Wednesday, November 16, 2011
Odysseus Lives: The New Face of the Trojan Horse in Modern Warfare
Photo courtesy of The Hacker News
Warfare in the modern context is almost unrecognizable from what it was less than 100 years ago. Where the primary concerns of World War I were the use of barbed wire and mustard gas, today warfare is fought using an amalgamation of manpower and cyber-technology. With the battlefield changing shape, so too does U.S. policy toward the conduct of international conflict. This is particularly evident in the Obama Administration’s revelation that it considered infiltrating Libyan defense infrastructures to delay radars from discovering NATO planes. The administration abstained from the tactic, stating that it did not want to set a precedent for countries such as Russia and China to utilize such strategies in the future. This begs the question: has cyber-warfare become such a concern as to require a multi-lateral treaty?
Modern concepts of the laws of war followed closely in the wake of various horrors faced in World War I and II. After the WWI, the international community, realizing the tremendous humanitarian costs of using chemical and biological weapons, adopted the Geneva Protocols. The 1949 Geneva Conventions placed further limitations on the attack of hospitals, field ambulances and non-military medical personal. The 1983 Convention on Certain Conventional Weapons established the gradual abolition of anti-personnel mines; recognizing the extreme danger to civilian populations, primarily children, decades after a war’s end.

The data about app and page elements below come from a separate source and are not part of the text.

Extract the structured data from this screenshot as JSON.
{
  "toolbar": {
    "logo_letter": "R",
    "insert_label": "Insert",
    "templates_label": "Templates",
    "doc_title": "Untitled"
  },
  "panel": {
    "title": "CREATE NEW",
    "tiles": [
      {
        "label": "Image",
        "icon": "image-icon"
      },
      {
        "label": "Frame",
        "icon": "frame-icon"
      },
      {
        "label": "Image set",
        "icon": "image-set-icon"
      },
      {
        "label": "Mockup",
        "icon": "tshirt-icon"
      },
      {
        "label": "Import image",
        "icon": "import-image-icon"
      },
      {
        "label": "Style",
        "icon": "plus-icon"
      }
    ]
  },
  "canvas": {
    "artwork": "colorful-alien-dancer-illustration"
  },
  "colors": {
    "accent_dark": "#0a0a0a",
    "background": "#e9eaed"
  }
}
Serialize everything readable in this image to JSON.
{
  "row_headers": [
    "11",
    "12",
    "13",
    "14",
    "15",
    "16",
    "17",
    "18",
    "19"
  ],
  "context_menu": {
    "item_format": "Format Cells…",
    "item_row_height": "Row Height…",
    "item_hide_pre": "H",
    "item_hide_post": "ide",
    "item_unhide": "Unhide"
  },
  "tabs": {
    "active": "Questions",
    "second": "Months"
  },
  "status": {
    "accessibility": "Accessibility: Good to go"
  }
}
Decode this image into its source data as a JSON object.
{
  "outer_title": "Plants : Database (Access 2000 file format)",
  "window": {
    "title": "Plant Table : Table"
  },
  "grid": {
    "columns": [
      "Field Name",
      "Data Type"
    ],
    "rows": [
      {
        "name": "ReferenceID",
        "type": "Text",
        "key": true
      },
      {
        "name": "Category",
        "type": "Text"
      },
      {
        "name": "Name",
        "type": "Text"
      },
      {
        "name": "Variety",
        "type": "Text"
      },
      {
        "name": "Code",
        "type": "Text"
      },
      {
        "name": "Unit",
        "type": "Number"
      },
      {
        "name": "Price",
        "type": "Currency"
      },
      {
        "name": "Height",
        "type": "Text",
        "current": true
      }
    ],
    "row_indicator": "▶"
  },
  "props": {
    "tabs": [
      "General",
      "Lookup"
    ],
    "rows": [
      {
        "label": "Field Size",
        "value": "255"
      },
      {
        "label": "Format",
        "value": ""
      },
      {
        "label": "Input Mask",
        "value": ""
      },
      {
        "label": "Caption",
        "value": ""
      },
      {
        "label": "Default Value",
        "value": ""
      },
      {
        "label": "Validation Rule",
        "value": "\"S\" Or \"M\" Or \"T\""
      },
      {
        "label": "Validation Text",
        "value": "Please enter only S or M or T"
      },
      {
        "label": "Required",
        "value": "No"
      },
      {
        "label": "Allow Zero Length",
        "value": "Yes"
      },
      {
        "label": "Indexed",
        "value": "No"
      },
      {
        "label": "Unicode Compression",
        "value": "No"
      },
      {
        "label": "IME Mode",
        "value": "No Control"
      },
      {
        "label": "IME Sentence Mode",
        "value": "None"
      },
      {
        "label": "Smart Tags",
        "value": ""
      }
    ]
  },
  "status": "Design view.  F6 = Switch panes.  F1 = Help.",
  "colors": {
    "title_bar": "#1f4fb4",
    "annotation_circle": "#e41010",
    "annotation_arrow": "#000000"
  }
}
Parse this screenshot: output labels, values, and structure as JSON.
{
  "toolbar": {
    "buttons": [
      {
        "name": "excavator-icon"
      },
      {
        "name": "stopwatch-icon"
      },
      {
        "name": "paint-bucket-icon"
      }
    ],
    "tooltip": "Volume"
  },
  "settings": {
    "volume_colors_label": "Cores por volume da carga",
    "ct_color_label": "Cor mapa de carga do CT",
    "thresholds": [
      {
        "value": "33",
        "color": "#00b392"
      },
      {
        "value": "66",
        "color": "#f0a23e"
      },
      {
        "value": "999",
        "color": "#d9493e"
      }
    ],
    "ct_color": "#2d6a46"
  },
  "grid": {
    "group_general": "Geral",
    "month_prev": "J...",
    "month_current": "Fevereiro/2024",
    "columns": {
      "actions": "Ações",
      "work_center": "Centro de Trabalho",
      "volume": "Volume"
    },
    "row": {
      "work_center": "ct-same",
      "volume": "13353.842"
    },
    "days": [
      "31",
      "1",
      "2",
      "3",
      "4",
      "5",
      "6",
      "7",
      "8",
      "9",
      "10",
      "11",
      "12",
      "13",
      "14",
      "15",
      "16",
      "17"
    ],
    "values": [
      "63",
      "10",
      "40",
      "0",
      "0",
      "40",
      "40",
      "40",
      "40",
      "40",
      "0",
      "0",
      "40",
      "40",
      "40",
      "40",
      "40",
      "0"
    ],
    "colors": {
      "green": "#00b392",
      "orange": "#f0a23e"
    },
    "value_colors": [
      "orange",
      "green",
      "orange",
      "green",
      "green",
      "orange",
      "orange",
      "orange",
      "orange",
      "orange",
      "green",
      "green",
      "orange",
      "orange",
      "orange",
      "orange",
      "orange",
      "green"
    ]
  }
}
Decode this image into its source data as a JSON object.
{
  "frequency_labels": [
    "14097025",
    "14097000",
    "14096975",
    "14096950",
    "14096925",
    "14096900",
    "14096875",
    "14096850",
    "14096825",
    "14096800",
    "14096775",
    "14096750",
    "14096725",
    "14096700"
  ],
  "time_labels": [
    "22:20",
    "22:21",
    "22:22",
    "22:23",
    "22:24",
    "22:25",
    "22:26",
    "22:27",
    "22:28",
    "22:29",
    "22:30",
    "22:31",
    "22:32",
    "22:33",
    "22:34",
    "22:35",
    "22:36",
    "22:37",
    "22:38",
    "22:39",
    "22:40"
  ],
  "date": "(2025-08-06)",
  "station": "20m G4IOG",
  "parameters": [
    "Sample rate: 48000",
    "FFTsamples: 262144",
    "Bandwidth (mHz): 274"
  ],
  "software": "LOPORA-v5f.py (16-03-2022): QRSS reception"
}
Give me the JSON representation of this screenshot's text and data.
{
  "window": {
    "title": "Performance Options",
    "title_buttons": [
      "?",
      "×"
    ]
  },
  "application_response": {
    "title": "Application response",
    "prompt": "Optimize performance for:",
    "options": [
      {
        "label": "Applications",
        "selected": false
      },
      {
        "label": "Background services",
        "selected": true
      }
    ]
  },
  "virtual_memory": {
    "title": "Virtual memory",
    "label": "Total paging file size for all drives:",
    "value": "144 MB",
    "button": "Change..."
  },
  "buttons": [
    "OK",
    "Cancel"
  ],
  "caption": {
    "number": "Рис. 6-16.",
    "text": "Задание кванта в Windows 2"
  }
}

Pentagon reports suggest that the United States military infrastructure is subject to regular attacks by computer hackers from countries such as Russia and China. A noticeable upsurge in cyber-assaults on the U.S. began when a U.S. spy plane collided with a Chinese fighter jet in 2001. After that date, attacks from anonymous sources skyrocketed. On an international scale, Russia has been accused of hacking into Georgian networks in its 2009 conflict with the nation. Also in 2009, Indian terrorists hijacked GPS networks in orchestrating their assault on Mumbai civilians.
Following these events, President Obama proposed an internal strategy in order to address cyber-threats. The proposal called for the creation of a Cyber-security Coordinator and modest collaboration between state and local governments focusing mainly on internal prevention. Noticeably absent from the President’s plan was a strategy for international cooperation. Later in 2009, when the Russian Federation proposed a non-proliferation treaty with the United States, the U.S. walked away from the negotiating table citing a reluctance to impose any restrictions upon the Internet as a free speech medium. The proposal would have placed limitations on signatory governments from targeting civilians, or using certain malicious codes, similar to the international approach toward the utilization of chemical weapons.
Despite this suggestion, the U.S. decided to rely upon its allies to build upon its infrastructure. It’s noteworthy that the United States is a member of the Council of Europe’s Convention on Cyber-crime, but this convention merely agrees that signatories will impose regulation and penalties for certain cyber-crimes. In September of 2011, the U.S. and Australia added cyber-warfare to their joint defense agreement, continuing the U.S.’s trend toward working with allies in this area. Although these measures are a step in the right direction, they are between friendly nations. They do not restrict other nations from leading a digital offensive against the U.S. or other friendly countries in times of war. As a result, the world essentially remains the same.
The interconnectivity that the Internet offers present a tremendous danger to armed combatants and bystanders across the world. Although treaties such as the Geneva Protocol limits attacks on ambulances and non-military medical personnel in war, no treaty exists which prohibits the use of malicious code to cripple a hospital’s network or to disable targeting systems so as to cause weapons to miss their targets. The U.S.’s proposed, but unexecuted, approach toward Libya shows the reality of these scenarios. Furthermore, the U.S.’s technological dependence clearly shows that without these limitations in place the U.S. have a lot more to lose in the event of a cyber-offensive.
© Copyright 2010 The Journal of High Technology Law, Suffolk University Law School
Suite 450B | 120 Tremont Street | Boston | MA | 02108-4977 | Legal and Copyright Information